Opposition parties have said it was a conflict of interest for Banks to vote on Sky City legislation as CEO Nigel Morrison would be a key witness.
Key said this was a matter for Banks, but said: ''I can't see for the life of me why he should abstain... the information... has been in the public domain for a long time... to me it is just another public stunt for the Greens and I for one will be voting.''
Labour leader David Cunliffe said Banks should have gone a year ago and Key "should have read that police report instead of burying his head in the sand".
The prime minister had already spent a "truckload" of political capital on Banks, he said, and this was "the kind of behaviour that the public can't stand and Mr Key is going to pay for it in the polls if he continues to sanction it".
Key denied he has expended political capital defending Banks.
''My view is that he obeyed the law in terms as it stood in 2010... there were actions he took before he was a minister.. .I'm not going to find someone guilty, it's not my responsibility to do that unless they have actually done something.''
Key still hasn't read the police file on the case, released last year after police decided not to prosecute.
''I accepted him at his word,'' he said.
The trial was not likely to take place until at least September next year.
Banks has been remanded at large until he reappears in court in December. A not-guilty plea was entered by Banks' lawyer, David Jones, QC.
Jones yesterday argued that his client should be discharged.
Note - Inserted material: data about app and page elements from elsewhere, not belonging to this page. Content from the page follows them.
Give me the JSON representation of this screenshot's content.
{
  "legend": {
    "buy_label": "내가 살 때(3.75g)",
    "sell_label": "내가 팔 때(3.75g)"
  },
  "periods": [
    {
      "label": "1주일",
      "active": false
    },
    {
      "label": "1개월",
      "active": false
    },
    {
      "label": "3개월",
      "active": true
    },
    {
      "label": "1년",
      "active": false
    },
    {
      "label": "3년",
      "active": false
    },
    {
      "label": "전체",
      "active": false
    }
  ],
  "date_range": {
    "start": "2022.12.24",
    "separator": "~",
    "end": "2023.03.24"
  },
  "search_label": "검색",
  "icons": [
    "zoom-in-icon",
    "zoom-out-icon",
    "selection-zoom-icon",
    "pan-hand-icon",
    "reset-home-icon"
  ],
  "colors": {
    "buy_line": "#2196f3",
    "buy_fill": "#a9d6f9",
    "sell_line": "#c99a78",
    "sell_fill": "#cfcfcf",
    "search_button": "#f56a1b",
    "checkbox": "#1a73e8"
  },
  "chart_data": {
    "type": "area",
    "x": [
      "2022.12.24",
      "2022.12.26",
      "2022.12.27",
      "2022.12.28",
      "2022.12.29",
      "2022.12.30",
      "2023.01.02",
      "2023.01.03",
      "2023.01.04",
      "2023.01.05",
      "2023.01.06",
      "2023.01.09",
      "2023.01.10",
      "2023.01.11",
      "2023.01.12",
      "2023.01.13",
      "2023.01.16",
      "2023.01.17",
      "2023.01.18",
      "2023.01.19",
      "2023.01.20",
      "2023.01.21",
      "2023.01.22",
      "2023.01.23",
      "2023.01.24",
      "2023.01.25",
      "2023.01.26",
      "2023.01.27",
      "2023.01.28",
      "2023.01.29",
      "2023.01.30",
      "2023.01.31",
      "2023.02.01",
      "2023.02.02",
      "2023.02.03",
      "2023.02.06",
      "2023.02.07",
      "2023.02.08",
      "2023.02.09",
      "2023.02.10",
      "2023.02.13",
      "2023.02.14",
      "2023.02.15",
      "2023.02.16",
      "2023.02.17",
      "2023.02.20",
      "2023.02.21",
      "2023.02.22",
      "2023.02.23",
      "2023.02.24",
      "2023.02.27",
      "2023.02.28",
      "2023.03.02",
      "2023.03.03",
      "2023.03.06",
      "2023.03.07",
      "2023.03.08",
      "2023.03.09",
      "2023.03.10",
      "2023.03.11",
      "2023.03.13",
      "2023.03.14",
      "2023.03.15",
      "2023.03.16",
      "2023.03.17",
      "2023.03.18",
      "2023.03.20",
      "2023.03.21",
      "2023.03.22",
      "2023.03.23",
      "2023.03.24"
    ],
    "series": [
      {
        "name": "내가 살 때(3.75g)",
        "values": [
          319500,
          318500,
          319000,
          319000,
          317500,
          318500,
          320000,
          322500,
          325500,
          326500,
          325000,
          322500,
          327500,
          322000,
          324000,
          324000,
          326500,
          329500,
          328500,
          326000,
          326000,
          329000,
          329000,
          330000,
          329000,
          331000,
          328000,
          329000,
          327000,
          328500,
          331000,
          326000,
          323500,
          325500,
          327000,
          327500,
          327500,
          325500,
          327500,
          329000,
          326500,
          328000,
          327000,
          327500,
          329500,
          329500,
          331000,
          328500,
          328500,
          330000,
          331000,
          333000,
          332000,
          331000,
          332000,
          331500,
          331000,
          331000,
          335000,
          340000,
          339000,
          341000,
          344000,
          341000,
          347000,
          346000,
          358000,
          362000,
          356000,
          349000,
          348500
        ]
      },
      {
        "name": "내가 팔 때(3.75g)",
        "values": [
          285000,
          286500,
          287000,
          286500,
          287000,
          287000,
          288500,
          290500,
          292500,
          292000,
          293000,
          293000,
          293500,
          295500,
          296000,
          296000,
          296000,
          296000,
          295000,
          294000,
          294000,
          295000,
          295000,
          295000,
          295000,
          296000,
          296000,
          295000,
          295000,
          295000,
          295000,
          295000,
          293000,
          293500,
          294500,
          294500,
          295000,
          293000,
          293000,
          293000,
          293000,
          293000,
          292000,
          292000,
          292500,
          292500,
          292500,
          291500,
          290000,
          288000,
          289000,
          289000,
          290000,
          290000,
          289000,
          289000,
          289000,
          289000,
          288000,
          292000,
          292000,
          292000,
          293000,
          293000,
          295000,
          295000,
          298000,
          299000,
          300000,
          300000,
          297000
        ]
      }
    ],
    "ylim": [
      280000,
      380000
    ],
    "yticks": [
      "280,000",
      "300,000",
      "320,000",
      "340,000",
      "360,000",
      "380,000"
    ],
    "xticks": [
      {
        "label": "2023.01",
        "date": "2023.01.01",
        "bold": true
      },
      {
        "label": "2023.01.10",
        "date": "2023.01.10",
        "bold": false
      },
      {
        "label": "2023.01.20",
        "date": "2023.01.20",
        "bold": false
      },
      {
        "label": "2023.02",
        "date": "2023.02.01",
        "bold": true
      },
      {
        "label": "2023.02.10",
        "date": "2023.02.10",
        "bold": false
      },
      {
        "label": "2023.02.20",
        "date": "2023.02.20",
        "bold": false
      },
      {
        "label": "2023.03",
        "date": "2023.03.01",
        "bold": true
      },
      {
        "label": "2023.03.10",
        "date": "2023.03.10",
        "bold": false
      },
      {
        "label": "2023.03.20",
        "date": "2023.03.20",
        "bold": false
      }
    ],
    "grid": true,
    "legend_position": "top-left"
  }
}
Banks had had no knowledge donors had been listed as anonymous on a donation return form because he hadn't read the form before signing it.
"It was simply impossible for him to know how donations were recorded," Jones told the court yesterday.
The man in charge of the campaign's finances, who has name suppression, said although Banks was the biggest contributor to the campaign, he had little to do with the finances.
"He was always kept at an arm's length from finances unless [the campaign] needed money," he said.
The man told the court that when he met with Banks so that he could sign the forms, Banks did not read them.
"He might have glanced at them but he didn't read them."
Banks' campaign had a target to reach $1 million in donations, but most were anonymous and the man in charge of finances said he had no knowledge of donations from Dotcom.
The man also added that the donations by Dotcom were made out on cheques from an affiliated company.
SkyCity officials, which also contributed to the campaign of Banks' rival, Len Brown, asked that their donation be entered anonymously.
Also in court yesterday, Dotcom said that Banks had asked him to split a $50,000 donation in two so that each cheque could be listed as anonymous.
"[Banks] suggested this to me and my reaction was 'why?'. I was offended, I don't mind if people know [about the donations]," Dotcom told the court.
He added that when he asked why the donations were to be listed as anonymous, Banks told him, "Kim, if I help you in the future it's better no-one knows about your donation".
Dotcom's bodyguard, Wayne Tempero, also gave evidence saying he'd accompanied a pilot to personally pick up Banks from Mechanics Bay in a helicopter to take him to the Dotcom mansion in Coatesville.
Banks denies any memory of the flight.
McCready also called Dotcom's lawyer, Greg Towers, and SkyCity chief executive and managing director Nigel Morrison to give evidence.
McCready claims Banks knew the donations were not anonymous and designating them as such was against the law.
He told the court yesterday that Banks could not distance himself from the responsibility by saying he did not read the forms.
"If you sign a document in a public position then you are culpable," he said.
- Fairfax Media